Colorado State Capitol and grounds. Photo by Colorado Public Radio

Colorado already has “red flag” laws, but one of the proposed bills, SB23-170 would strengthen the state’s extreme risk protection order (ERPO), also called “red flag” laws, which were first adopted in 2019. The update would allow district attorneys, educators, and health care professionals, especially mental health providers, to be added to those allowed to seek a red flag order from courts.

“Our Red Flag law has already saved lives in Colorado, but we can strengthen it so that it can be even more effective,” said Sullivan. “These common-sense updates will expand and improve our Red Flag law and create more opportunities for qualified individuals to assess the danger and act appropriately to prevent further violence and ultimately save more lives.”

Under the current law, which was extremely contentious when it was passed, only law enforcement or a family member can seek the order to remove firearms from a person who is considered a danger to themselves or to others. While many law enforcement officials and conservatives were publically against the law prior to passage, state statistics have shown that it has been used — and it works.
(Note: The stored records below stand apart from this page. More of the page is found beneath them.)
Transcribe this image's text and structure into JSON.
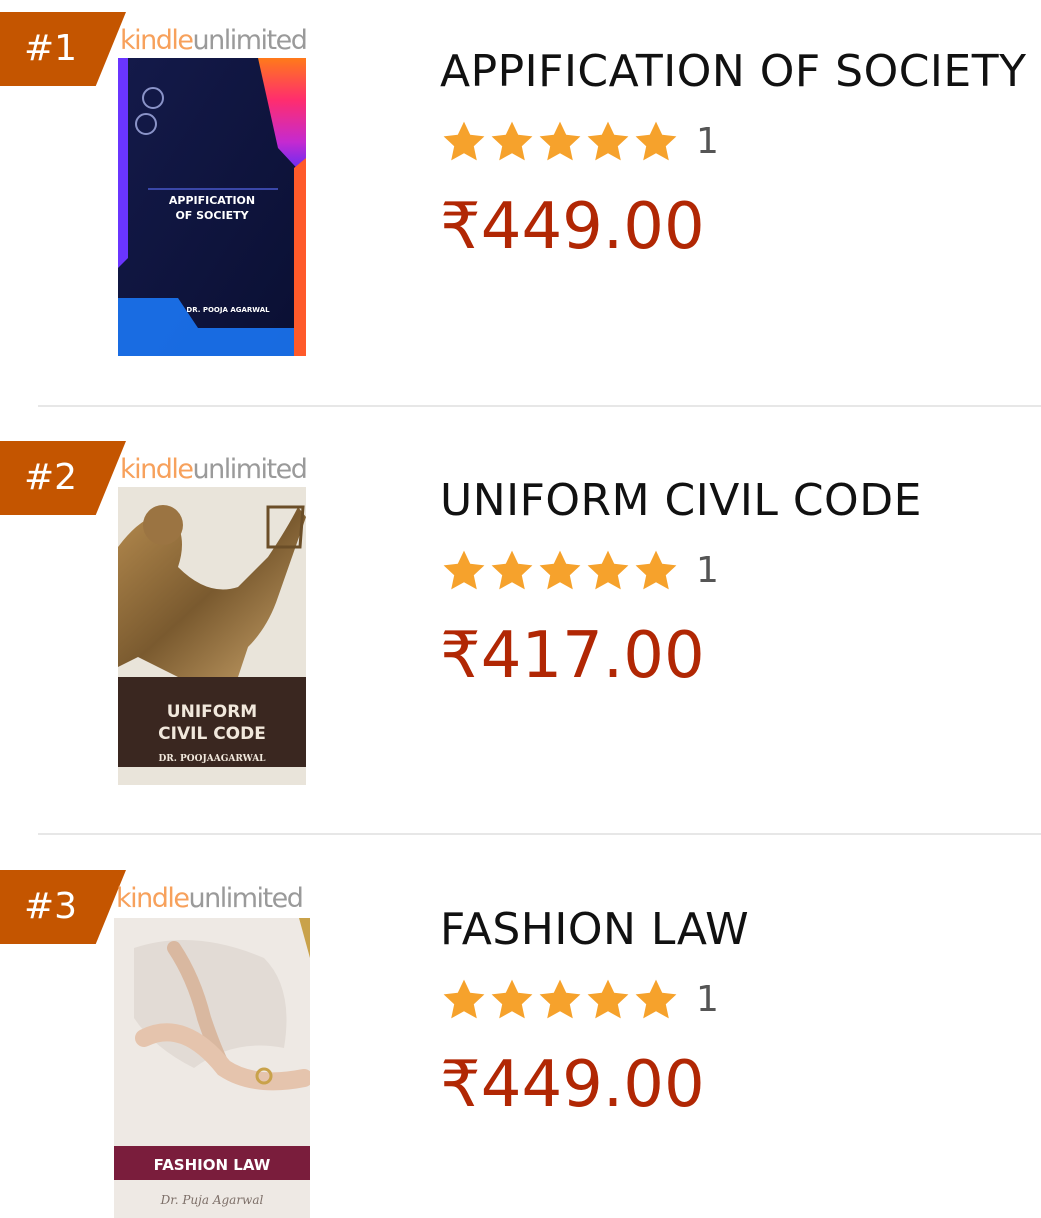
{
  "list": {
    "items": [
      {
        "rank": "#1",
        "badge_left": "kindle",
        "badge_right": "unlimited",
        "title": "APPIFICATION OF SOCIETY",
        "rating_count": "1",
        "price": "₹449.00",
        "cover_title_line1": "APPIFICATION",
        "cover_title_line2": "OF SOCIETY",
        "cover_author": "DR. POOJA AGARWAL"
      },
      {
        "rank": "#2",
        "badge_left": "kindle",
        "badge_right": "unlimited",
        "title": "UNIFORM CIVIL CODE",
        "rating_count": "1",
        "price": "₹417.00",
        "cover_title_line1": "UNIFORM",
        "cover_title_line2": "CIVIL CODE",
        "cover_author": "DR. POOJAAGARWAL"
      },
      {
        "rank": "#3",
        "badge_left": "kindle",
        "badge_right": "unlimited",
        "title": "FASHION LAW",
        "rating_count": "1",
        "price": "₹449.00",
        "cover_title_line1": "FASHION LAW",
        "cover_author": "Dr. Puja Agarwal"
      }
    ]
  },
  "rating": {
    "stars": 5,
    "max": 5
  },
  "colors": {
    "rank_badge": "#c45500",
    "price": "#b12704",
    "star": "#f6a22c",
    "kindle": "#f7a15c"
  }
}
But it isn’t being used widely across the state. An analysis by Colorado Public Radio in early 2023 revealed that 40 out of 64 counties have never seen an ERPO petition.
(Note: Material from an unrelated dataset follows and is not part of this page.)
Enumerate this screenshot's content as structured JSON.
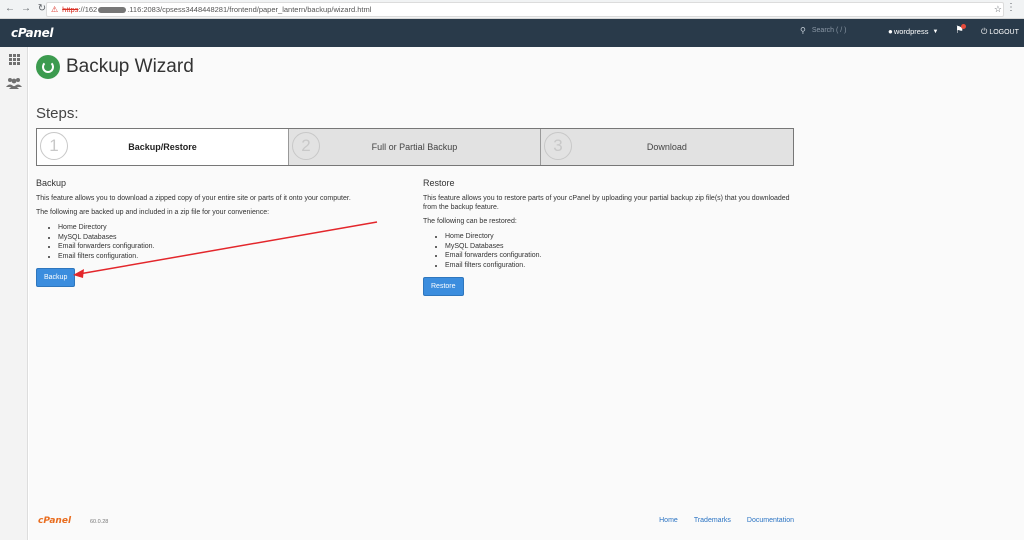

While the ERPO was used 109 times across the state in its first year (2019) more than half were issued in populous Denver County. But there were zero ERPOs requested in El Paso County. One factor, say researchers, is differences in how “extreme risk” is being defined.

SB23-169 would raise the legal age to purchase a firearm in the state of Colorado to age 21. Under current federal law individuals must be 21 years old to purchase a handgun, but only 18 years old to purchase long guns. SB23-169 would raise the age limit to purchase any firearm to 21 with limited exceptions.

The bill is sponsored by Senators Kyle Mullica, D-Thornton, and Jessie Danielson, D-Wheat Ridge, cleared the Senate State, Veterans, & Military Affairs Committee  Wednesday.

“Gun deaths in Colorado climb higher every year, and a disproportionate number of them are committed by younger Coloradans,” said Mullica. “As an ER nurse I’ve seen firsthand the devastating ways gun violence impacts our communities, which is why I am proud to champion this bill that will reduce gun violence and save lives all across our state.”

“Young people aged 12-24 make up one-fifth of the population, but commit just under half of all gun murders,” Danielson said. “There is an urgent need to do more to prevent gun violence in Colorado, and I am proud to champion this legislation that will do just that. Raising the age to purchase a firearm will keep more deadly weapons away from our youth, reduce youth suicide rates, and make our communities safer.”

Another bill SB23-168 cleared the Senate State, Veterans & Military Affairs Committee today, aimed at holding the gun industry accountable and improving gun violence survivors’ access to justice. It would remove Colorado’s overly-broad immunity protections for gun sellers and manufacturers and allow legitimate lawsuits against the gun industry to move forward.

The legislation was sponsored by Senators Sonya Jaquez Lewis, D -Longmont, and Chris Kolker, D-Centennial. Now, gun sellers and manufacturers enjoy broad protections under federal law from most types of civil lawsuits. Colorado law further financially penalizes the victims of gun violence. It currently includes a punitive provision that makes victims of gun violence who sue the gun industry pay the company’s legal fees in cases that are dismissed.